Afghan Courts, Derided on Kabul Streets, Targeted for Overhaul
By Bill Varner
July 12 (Bloomberg) — Afghanistan’s leading judges and prosecutors began a new effort today to inspire confidence in the country’s justice system, an initiative some Kabul residents say should start in the exclusive neighborhood they call the “Den of Thieves.”
A United Nations and World Bank plan designed to reduce the backlog of cases and corruption in the courts was adopted by Justice Minister Sanwar Danish, Attorney General Abdul Jabar Sabit and Supreme Court judges.
Afghans, when asked about their justice system, point to two square miles of mansions surrounded by high walls and armed guards in the Sherpur section of Kabul. While Sherpur means “Den of Lions” in Dari, the language spoken in Kabul, the neighborhood acquired its nickname because residents say corrupt officials and opium dealers stole the land.
“Poor people lived there, but their land was taken away from them starting in 2002 and their homes were destroyed,” Basir Naderi, 36, said at the Internet cafe he runs on a street near Sherpur. “How can we believe in justice when those big houses keep getting built and no one does anything about it?”
The “National Justice Program” adopted at Afghanistan’s Supreme Court building today is an acknowledgement that Afghans are turning increasingly to tribal and religious leaders, including the Taliban, for justice. The program will fund new courthouses, armored vehicles for judges to get to work safely, training for prosecutors and pay raises for people working in the judiciary.
“All the efforts to support the justice sector, which have been quite fragmented, will be embodied in a coherent, comprehensive program,” Chris Alexander, deputy head of the UN peacekeeping mission in Afghanistan, told reporters today. “There will be better pay and logistical support for the system.”
Improving the justice system is vital to the nation’s recovery from 30 years of civil wars and international intervention such as the 2001 U.S.-led invasion to oust the militant Islamic Taliban then ruling the country, according to Paul Fishstein, director of the Kabul-based Afghanistan Research and Evaluation Unit, which tracks the nation’s progress.
“The justice sector is just about universally considered to be one of the most problematic in terms of progress, and one of the most fundamental,” Fishstein, 55, said in an interview in his Kabul office. “It is something on which everything else stands, whether property rights, support for the state, or investment, because if there is no guarantee of property rights, people won’t make investments.”

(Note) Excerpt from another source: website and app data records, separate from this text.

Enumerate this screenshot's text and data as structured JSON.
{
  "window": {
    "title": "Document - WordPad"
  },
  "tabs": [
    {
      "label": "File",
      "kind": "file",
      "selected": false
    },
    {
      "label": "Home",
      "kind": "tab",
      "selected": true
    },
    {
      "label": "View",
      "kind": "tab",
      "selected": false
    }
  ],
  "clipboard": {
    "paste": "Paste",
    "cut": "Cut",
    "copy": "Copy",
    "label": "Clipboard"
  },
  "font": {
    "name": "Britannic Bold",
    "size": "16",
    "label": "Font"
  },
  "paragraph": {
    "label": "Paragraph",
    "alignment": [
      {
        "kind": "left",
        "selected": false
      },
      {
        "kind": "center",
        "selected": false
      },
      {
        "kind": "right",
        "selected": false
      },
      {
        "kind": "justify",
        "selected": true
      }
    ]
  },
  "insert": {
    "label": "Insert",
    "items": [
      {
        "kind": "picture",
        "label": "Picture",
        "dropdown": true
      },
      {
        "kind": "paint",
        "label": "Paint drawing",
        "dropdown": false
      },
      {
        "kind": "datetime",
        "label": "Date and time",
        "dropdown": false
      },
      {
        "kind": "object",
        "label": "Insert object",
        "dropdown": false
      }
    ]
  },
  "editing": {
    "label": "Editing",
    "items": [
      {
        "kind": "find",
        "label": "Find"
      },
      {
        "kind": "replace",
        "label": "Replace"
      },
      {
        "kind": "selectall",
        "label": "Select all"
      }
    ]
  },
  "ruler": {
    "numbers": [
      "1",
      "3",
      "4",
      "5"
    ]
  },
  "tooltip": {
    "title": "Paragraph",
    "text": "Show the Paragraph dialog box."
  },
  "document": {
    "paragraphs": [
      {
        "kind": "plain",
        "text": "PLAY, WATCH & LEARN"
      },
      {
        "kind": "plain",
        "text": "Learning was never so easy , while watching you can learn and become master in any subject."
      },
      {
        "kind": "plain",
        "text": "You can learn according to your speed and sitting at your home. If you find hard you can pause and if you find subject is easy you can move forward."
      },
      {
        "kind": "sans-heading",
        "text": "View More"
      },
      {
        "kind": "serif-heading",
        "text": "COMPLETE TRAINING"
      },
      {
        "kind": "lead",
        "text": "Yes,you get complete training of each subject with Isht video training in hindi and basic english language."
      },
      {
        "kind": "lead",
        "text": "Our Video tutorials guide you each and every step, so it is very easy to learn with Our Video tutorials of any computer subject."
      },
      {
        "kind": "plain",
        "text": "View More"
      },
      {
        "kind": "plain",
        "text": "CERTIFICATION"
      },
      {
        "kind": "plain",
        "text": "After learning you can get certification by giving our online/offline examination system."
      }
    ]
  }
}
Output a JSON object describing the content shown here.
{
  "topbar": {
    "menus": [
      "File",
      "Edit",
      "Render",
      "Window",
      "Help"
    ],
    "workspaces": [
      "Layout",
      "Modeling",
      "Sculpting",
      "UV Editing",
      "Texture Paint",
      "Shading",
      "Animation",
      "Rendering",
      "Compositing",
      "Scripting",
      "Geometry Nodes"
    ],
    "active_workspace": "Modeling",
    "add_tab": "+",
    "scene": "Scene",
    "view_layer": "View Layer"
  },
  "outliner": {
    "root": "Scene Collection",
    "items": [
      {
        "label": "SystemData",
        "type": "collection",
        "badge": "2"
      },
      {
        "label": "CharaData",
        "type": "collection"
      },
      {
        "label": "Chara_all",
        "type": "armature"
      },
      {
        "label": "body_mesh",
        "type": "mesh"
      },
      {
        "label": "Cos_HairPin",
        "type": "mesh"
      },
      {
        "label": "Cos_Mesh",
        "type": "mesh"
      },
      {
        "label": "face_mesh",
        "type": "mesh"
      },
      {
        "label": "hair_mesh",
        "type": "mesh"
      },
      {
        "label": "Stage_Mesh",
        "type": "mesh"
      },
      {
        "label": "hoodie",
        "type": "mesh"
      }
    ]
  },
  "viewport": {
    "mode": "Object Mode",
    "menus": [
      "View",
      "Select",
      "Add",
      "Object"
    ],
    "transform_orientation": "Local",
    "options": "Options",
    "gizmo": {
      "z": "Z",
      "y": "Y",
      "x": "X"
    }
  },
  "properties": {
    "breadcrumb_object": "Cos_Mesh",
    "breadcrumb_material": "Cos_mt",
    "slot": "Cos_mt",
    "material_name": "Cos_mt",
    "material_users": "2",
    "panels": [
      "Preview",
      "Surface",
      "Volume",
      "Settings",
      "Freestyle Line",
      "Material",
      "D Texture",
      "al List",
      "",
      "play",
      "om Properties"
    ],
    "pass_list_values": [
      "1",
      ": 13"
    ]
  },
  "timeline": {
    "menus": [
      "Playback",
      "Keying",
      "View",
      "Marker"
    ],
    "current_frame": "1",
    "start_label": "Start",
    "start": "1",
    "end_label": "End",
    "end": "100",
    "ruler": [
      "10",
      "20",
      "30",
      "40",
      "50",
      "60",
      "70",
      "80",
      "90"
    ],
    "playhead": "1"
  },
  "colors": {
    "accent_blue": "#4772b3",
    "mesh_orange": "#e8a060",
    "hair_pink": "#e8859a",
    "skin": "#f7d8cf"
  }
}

President Hamid Karzai’s government, the U.S. and other major foreign donors have given “minimal attention” to improving the court system in recent years, the Washington-based Center for Strategic and International Studies said in a 2007 report.
“Most Afghans are reluctant to refer their cases to the formal court system because they are unable to afford the high levels of bribery required,” the report said. “A few Afghans, particularly in the south, are recalling the rule of the Taliban with nostalgia for a time when harsh justice was delivered against criminal actions.”
Many judges lack the most basic resources to administer justice, including law libraries, clerks and even electricity in courtrooms, according to Alexander. He said the justice system’s failings lead to more corruption because the government isn’t able to investigate and prosecute corruption cases.